In the data that follows, find the line containing "Transcribe this image's"; then quote that line and every line after it, exactly, through the last one.

- Input data:
┏━━

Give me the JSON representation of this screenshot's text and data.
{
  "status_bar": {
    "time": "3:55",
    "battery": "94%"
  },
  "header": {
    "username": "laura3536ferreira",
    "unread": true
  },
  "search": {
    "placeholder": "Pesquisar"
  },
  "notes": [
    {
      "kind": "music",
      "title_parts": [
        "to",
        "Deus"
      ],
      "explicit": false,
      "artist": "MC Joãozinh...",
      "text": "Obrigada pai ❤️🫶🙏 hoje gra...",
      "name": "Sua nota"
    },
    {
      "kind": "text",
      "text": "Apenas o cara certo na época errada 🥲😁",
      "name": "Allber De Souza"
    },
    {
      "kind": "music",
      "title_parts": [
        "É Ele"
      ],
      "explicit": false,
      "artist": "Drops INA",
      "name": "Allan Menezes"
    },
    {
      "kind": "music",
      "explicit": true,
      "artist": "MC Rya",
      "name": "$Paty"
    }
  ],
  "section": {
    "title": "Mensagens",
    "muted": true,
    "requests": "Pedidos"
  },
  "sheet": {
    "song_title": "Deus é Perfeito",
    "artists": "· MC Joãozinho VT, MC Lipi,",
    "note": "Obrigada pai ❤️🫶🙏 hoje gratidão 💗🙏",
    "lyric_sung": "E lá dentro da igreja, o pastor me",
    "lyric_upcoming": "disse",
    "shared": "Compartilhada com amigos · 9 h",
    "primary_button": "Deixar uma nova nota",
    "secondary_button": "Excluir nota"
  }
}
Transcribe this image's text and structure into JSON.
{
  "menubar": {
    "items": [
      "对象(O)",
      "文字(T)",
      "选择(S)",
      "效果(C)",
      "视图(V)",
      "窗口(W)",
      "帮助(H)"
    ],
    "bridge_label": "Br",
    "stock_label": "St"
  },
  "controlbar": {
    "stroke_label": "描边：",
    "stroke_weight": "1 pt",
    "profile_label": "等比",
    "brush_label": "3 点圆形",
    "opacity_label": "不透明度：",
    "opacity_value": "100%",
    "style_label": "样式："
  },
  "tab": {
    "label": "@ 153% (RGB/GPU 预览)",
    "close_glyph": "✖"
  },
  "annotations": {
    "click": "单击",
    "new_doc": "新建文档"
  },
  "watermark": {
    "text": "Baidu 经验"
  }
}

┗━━

- Answer space:
Transcribe this image's text and structure into JSON.
{
  "menubar": {
    "items": [
      "对象(O)",
      "文字(T)",
      "选择(S)",
      "效果(C)",
      "视图(V)",
      "窗口(W)",
      "帮助(H)"
    ],
    "bridge_label": "Br",
    "stock_label": "St"
  },
  "controlbar": {
    "stroke_label": "描边：",
    "stroke_weight": "1 pt",
    "profile_label": "等比",
    "brush_label": "3 点圆形",
    "opacity_label": "不透明度：",
    "opacity_value": "100%",
    "style_label": "样式："
  },
  "tab": {
    "label": "@ 153% (RGB/GPU 预览)",
    "close_glyph": "✖"
  },
  "annotations": {
    "click": "单击",
    "new_doc": "新建文档"
  },
  "watermark": {
    "text": "Baidu 经验"
  }
}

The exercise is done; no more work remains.